The river swamps the car cemetery, glitters
behind the masks.
I hold tight to the bridge railing.
The bridge: a big iron bird sailing past death.
–Tomas Transtromer, “From the Thaw of 1966”
(tr. Robin Fulton)
For what it’s worth, I was born in late winter 1966. Possibly during a thaw.
I chose the music for this short film based solely on sound — the lyrics are no more intelligible to me than the sound of the river — but from the little bit of web research I did, it sounds as if the Caddoan people known as the Arikara, Sahnish, or Arikaree had a strong connection to rivers (Specifically, the Missouri and its tributaries):
The Arikara hunted the buffalo in winter, returning to their village in the early spring, where they spent the time before planting in dressing the pelts. Their fish supply was obtained by means of basket traps. They were expert swimmers, and ventured to capture buffaloes that were disabled in the water as the herd was crossing the river. Their wood supply was obtained from the river; when the ice broke up in the spring the Indians leaped on the cakes, attached cords to the trees that were whirling down the rapid current, and hauled them ashore. Men, women, and the older children engaged in this exciting work, and although they sometimes fell and were swept downstream, their dexterity and courage generally prevented serious accident. Their boats were made of a single buffalo skin stretched, hair side in, over a frame of willows bent round like a basket and tied to a hoop 3 or 4 feet in diameter. The boat could easily be transported by a woman and, according to Hayden, “would carry 3 men across the Missouri with tolerable safety.”

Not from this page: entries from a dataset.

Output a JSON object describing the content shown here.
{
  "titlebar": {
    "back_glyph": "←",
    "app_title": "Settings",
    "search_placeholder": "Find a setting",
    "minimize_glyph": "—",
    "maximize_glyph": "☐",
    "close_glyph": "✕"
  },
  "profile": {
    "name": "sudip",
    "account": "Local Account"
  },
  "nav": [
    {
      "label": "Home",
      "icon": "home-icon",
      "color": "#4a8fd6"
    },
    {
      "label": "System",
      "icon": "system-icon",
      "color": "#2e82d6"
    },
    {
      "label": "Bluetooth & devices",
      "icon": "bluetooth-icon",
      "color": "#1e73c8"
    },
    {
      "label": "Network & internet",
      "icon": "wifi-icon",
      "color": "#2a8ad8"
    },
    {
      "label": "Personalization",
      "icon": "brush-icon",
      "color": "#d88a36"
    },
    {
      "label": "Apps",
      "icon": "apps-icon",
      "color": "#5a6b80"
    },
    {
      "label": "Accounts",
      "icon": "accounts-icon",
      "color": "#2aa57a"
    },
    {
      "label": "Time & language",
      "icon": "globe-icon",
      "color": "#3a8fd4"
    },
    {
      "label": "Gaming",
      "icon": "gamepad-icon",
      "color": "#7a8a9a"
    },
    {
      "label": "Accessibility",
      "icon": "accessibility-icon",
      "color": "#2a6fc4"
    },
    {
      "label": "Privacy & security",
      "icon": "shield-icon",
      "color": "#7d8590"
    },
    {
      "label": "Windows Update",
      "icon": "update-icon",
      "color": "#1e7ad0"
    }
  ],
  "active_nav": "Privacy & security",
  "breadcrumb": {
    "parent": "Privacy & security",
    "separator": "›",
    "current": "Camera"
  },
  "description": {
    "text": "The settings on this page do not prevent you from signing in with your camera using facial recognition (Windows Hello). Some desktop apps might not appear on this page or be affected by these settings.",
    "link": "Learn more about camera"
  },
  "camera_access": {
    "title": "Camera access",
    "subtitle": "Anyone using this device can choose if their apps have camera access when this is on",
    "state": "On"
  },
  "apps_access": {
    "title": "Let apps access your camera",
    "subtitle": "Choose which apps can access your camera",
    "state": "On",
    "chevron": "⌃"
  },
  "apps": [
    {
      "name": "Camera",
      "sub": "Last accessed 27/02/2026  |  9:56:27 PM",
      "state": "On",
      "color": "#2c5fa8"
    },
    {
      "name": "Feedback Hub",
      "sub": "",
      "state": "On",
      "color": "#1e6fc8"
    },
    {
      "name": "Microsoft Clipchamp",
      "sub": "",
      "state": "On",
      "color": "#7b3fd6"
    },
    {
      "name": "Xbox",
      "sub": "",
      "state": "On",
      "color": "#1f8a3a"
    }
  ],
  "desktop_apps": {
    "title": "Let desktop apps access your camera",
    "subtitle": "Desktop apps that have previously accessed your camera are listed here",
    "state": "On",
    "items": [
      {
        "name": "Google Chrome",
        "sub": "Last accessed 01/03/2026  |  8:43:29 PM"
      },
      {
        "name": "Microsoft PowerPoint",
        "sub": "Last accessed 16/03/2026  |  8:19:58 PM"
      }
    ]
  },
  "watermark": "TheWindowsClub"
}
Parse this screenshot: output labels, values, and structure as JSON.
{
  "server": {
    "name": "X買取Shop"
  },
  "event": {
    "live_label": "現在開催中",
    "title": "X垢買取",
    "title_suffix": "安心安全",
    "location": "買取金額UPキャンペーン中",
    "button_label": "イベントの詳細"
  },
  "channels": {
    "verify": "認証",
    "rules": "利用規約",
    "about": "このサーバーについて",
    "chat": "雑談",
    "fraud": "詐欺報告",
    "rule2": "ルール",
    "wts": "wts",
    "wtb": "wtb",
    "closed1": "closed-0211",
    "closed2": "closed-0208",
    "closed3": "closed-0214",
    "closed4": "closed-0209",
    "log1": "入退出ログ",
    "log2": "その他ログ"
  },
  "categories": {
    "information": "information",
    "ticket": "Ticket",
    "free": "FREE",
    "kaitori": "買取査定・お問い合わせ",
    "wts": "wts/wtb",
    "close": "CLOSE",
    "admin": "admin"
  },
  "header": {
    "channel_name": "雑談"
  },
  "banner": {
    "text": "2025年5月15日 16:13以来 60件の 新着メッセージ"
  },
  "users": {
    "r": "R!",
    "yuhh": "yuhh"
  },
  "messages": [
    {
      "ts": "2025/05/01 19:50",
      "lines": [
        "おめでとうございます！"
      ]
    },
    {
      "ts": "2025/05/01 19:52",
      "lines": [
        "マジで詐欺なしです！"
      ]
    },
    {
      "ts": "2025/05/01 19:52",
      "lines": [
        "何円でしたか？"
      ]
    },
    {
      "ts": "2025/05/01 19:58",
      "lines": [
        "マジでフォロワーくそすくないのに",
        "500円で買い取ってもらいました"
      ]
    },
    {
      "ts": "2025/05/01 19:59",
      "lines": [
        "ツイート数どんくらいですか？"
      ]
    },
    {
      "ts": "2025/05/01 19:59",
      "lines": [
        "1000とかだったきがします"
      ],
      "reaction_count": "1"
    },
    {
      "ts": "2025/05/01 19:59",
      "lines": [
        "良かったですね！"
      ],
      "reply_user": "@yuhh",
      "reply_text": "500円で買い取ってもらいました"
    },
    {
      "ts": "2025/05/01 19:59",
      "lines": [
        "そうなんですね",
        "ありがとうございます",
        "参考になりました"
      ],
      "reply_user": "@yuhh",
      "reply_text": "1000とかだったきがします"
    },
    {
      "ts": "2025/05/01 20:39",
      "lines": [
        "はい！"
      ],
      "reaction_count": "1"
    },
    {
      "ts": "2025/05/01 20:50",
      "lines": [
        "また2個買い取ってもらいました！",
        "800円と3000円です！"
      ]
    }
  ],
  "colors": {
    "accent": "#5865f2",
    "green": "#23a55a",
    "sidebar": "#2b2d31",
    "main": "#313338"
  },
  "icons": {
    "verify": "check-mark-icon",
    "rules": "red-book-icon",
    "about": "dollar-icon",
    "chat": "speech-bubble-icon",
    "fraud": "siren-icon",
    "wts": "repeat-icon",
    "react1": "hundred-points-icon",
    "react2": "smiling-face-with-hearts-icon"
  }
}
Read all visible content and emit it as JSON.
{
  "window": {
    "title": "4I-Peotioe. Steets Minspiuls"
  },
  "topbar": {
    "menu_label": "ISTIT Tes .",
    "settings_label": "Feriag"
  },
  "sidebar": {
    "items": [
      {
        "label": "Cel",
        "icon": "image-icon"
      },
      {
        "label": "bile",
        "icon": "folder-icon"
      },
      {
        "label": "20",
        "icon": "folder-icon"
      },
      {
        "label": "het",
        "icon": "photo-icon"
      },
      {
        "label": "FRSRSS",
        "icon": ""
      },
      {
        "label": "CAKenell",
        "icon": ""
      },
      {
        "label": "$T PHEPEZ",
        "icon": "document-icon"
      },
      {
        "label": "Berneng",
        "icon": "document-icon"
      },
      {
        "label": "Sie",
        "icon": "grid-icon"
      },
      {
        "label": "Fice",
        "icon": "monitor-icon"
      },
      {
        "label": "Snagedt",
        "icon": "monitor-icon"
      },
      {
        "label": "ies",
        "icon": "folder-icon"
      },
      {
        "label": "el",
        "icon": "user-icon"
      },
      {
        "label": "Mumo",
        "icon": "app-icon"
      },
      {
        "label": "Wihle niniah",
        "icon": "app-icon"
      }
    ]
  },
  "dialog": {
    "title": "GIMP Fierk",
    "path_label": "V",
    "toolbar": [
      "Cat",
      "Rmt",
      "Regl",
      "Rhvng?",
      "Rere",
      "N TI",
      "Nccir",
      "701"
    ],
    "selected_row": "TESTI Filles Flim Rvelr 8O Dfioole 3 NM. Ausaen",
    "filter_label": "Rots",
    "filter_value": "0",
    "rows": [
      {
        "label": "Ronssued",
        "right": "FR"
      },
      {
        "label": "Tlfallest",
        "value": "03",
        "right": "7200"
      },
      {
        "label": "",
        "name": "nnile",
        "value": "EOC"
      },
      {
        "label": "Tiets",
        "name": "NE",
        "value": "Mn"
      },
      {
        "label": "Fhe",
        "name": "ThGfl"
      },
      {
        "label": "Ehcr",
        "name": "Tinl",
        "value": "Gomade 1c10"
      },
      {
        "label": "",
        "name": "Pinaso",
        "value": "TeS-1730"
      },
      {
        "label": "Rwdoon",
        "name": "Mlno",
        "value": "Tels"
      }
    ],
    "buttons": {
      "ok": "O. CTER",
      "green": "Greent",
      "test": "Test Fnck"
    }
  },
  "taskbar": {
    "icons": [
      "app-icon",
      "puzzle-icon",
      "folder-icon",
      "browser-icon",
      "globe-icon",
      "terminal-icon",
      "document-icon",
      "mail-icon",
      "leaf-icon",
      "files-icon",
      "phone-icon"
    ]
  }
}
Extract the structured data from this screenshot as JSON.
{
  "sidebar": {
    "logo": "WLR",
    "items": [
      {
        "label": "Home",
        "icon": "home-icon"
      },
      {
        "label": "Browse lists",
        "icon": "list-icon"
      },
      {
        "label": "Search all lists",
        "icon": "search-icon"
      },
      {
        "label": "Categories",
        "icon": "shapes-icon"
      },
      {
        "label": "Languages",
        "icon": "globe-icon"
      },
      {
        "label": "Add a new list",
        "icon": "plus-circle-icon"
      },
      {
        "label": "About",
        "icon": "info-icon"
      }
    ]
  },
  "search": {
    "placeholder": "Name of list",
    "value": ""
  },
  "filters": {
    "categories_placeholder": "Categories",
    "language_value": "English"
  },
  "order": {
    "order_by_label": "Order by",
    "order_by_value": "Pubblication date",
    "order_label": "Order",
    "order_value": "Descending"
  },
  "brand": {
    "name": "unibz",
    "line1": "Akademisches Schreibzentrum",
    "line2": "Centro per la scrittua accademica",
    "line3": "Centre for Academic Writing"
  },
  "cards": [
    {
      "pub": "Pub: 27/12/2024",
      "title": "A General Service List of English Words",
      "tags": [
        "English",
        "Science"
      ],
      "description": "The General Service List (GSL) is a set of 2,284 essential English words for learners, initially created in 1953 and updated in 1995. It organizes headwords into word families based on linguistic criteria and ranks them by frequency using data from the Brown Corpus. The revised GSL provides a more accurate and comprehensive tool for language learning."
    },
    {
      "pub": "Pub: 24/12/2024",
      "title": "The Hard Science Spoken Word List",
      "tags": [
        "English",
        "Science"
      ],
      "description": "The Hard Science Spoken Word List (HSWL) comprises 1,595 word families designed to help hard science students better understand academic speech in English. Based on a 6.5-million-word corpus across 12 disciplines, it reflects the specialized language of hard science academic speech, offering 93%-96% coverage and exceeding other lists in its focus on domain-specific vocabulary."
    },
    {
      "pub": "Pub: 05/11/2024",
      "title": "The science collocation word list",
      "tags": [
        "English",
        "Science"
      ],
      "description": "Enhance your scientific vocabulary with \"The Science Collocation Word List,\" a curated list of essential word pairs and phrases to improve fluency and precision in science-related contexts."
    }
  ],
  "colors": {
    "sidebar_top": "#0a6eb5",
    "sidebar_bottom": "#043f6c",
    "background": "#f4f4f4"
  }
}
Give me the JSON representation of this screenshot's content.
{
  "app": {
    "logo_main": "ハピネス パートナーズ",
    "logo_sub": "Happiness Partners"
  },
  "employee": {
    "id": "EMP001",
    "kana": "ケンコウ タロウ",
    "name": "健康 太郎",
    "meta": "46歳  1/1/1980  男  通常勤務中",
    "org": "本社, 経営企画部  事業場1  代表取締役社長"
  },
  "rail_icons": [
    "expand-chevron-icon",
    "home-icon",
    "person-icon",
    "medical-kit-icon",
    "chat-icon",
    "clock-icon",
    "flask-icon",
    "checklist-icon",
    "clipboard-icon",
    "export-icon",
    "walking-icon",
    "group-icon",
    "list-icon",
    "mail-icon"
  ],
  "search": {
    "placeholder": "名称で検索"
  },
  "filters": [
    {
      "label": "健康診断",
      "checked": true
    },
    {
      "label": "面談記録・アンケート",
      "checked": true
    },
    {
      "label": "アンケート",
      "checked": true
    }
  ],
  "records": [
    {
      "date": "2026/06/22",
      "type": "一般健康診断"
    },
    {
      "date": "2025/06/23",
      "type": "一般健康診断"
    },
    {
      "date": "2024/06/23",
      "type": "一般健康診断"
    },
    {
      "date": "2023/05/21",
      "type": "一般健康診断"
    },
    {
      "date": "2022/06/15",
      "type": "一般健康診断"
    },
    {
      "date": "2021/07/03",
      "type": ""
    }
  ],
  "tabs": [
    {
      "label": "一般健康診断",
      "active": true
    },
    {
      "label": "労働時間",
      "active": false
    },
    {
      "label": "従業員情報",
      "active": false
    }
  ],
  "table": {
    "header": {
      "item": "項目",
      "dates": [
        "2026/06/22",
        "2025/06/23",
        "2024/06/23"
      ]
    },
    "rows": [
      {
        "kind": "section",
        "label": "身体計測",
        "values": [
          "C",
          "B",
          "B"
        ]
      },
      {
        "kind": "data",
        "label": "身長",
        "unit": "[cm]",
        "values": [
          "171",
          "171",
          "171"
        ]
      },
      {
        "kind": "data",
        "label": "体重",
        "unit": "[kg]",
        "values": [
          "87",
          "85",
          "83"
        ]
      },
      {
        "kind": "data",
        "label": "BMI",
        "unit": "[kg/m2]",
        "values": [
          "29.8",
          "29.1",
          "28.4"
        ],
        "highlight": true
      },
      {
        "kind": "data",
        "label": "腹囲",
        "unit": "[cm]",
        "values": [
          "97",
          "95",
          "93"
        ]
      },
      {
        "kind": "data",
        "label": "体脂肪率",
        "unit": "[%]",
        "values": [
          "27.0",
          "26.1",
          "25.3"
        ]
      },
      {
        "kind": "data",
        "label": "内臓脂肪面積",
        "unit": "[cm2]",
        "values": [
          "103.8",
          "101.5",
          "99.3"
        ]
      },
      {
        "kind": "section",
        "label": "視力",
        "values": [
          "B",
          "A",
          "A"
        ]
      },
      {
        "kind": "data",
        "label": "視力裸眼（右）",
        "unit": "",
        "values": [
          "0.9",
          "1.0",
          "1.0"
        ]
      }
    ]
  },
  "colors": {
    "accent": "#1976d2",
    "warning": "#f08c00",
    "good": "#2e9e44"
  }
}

On the bank above the junction of Plummer’s Hollow Run with the Little Juniata River, an invasive ailanthus — the so-called tree of heaven — rose from a nest of rusted steel roots. Nearby, fresh-cut stumps of ailanthus and black locust along the township road probably attested to the desperation of local poor people to get through this winter with the high cost of heating fuel. It’s been three centuries, now, and we non-natives have yet to figure out how to put down real roots.
Dave Bonta (bio) crowd-sources his problems by following his gut, which he shares with 100 trillion of his closest microbial friends — a close-knit, symbiotic community comprising several thousand species of bacteria, fungi, and protozoa. In a similarly collaborative fashion, all of Dave’s writing is available for reuse and creative remix under a Creative Commons Attribution-ShareAlike 3.0 United States License. For attribution in printed material, his name (Dave Bonta) will suffice, but for web use, please link back to the original. Contact him for permission to waive the “share alike” provision (e.g. for use in a conventionally copyrighted work).